The original vision is of Old West heroes being carved into a granite mountainside. That is until sculptor Gutzon Borlum decides that four presidents representing Americas 150 years are more appropriate.
Let us place there, carved high, as close to heaven as we can, the words of our leaders, their faces, to show posterity what manner of men they were. Then breathe a prayer that these records will endure until the wind and rain alone shall wear them away. -Gutzon Borglum.
Borglum was working on the Stone Mountain Project in Georgia at the time but leaves the project in 1925 to begin work on Mount Rushmore. Rushmore Mountain is selected due to its size, orientation to the morning light and fine-grained granite.
By dawns early light
When I learn the site was selected due to its morning light orientation, I decide to be there at sunrise to see what the sculptor originally saw.

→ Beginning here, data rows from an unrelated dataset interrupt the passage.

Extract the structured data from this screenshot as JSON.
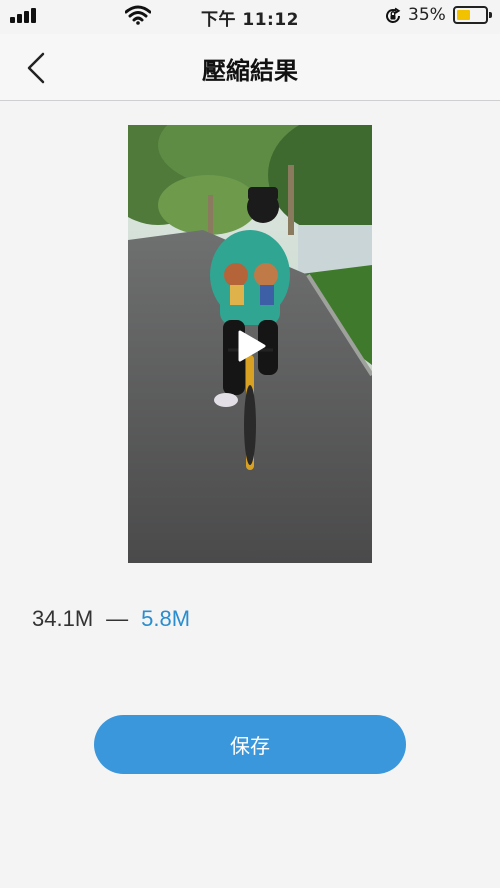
{
  "status_bar": {
    "time": "下午 11:12",
    "battery_percent": "35%",
    "battery_level": 0.35,
    "icons": [
      "signal-icon",
      "wifi-icon",
      "orientation-lock-icon",
      "battery-icon"
    ]
  },
  "nav": {
    "title": "壓縮結果",
    "back_icon": "chevron-left-icon"
  },
  "video": {
    "play_icon": "play-icon"
  },
  "sizes": {
    "original": "34.1M",
    "separator": "—",
    "compressed": "5.8M"
  },
  "actions": {
    "save_label": "保存"
  },
  "colors": {
    "accent": "#3b97db",
    "compressed_text": "#2a8dcf",
    "background": "#f4f4f5"
  }
}
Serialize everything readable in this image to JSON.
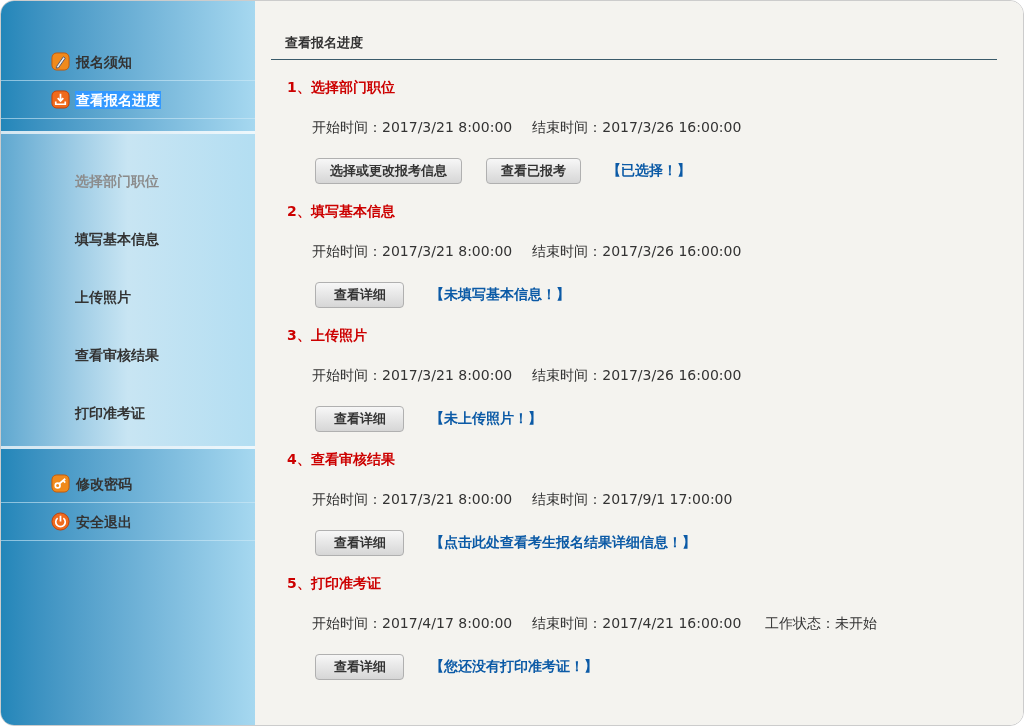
{
  "sidebar": {
    "top_items": [
      {
        "label": "报名须知",
        "selected": false
      },
      {
        "label": "查看报名进度",
        "selected": true
      }
    ],
    "sub_items": [
      {
        "label": "选择部门职位",
        "disabled": true
      },
      {
        "label": "填写基本信息",
        "disabled": false
      },
      {
        "label": "上传照片",
        "disabled": false
      },
      {
        "label": "查看审核结果",
        "disabled": false
      },
      {
        "label": "打印准考证",
        "disabled": false
      }
    ],
    "bottom_items": [
      {
        "label": "修改密码",
        "selected": false
      },
      {
        "label": "安全退出",
        "selected": false
      }
    ]
  },
  "main": {
    "title": "查看报名进度",
    "steps": [
      {
        "title": "1、选择部门职位",
        "start": "开始时间：2017/3/21 8:00:00",
        "end": "结束时间：2017/3/26 16:00:00",
        "buttons": [
          "选择或更改报考信息",
          "查看已报考"
        ],
        "status": "【已选择！】"
      },
      {
        "title": "2、填写基本信息",
        "start": "开始时间：2017/3/21 8:00:00",
        "end": "结束时间：2017/3/26 16:00:00",
        "buttons": [
          "查看详细"
        ],
        "status": "【未填写基本信息！】"
      },
      {
        "title": "3、上传照片",
        "start": "开始时间：2017/3/21 8:00:00",
        "end": "结束时间：2017/3/26 16:00:00",
        "buttons": [
          "查看详细"
        ],
        "status": "【未上传照片！】"
      },
      {
        "title": "4、查看审核结果",
        "start": "开始时间：2017/3/21 8:00:00",
        "end": "结束时间：2017/9/1 17:00:00",
        "buttons": [
          "查看详细"
        ],
        "status": "【点击此处查看考生报名结果详细信息！】"
      },
      {
        "title": "5、打印准考证",
        "start": "开始时间：2017/4/17 8:00:00",
        "end": "结束时间：2017/4/21 16:00:00",
        "work_state": "工作状态：未开始",
        "buttons": [
          "查看详细"
        ],
        "status": "【您还没有打印准考证！】"
      }
    ]
  }
}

I pull into the parking lot right at mornings light. The park is free to enter only requiring $10 to park. There are no attendants on duty yet and all gates are open. It is amazing I am the first and only one in the parking lot.
I walk through the main gate and there is no one here. It is an all inspiring feeling to have Mount Rushmore to myself. I stand at the end of the Avenue of Flags and set up my tripod and take a few pics still amazed at my good fortune. I can practically hear my own footsteps echoing as I proceed to the main viewing terrace.
Once here, I see a maintenance guy on a Zamboni like machine cleaning the walkway. We exchange waves and soon I’m alone again with Washington, Jefferson, Roosevelt, and Lincoln. The golden sunlight starts to give way to a brighter sun and I notice the shadow on Roosevelt’s face. It bothers me and I decide to kill some time while the sunrises to offer a better photo opportunity.
The President Trail
The Presidents Trail offers a short hike to the base of Rushmore Mountain. I’m enjoying the different close-up perspective of the carvings and I keep hearing a rustling noise in some brush nearby.
I’m trying to ascertain are the noses really 20 feet long, eyes 11 feet wide and the mouths 18 feet wide?
My pontification is suddenly interrupted when a mountain goat presents herself. This is a pleasant surprise but when her baby peeks out of the woods it is a super bonus. The kid gawks at me as if he’s trying to figure out how long my nose is.
As the sun rises and the shadow slowly drifts across Teddy’s face, a few people are congregating on the main Grandview Terrace. I see a sign for the Historic Viewing Platform. This is the original viewing platform and is tucked away from the growing crowds. I set up camp there and wait for the lighting to improve. Several people find this little-hidden viewing area and I meet people from all across the country. Young and old everyone seems to be in a great mood and high spirits.
Something about the place just does that.
After about an hour, the shadow has moved enough to get Teddy’s face lit up. I get my shot, pack up and head out.
I stop in the now open cafeteria to grab some all-American pancakes. The food is pretty good, but the view is priceless.
Like a trout swimming upstream, I leave the cafeteria and the crowds are intense. I am thankful for the time I have had here on my own.
Profile of Courage
Upon leaving I see a sign that says profile pull-out ahead. Unsure what that means exactly I pull into the mini parking lot. Not really knowing what I was looking for, I see others pointing cameras behind me. Ah ha! Now I see it. The road winds around the mountain just enough to give a whole other perspective on this fascinating sculpture.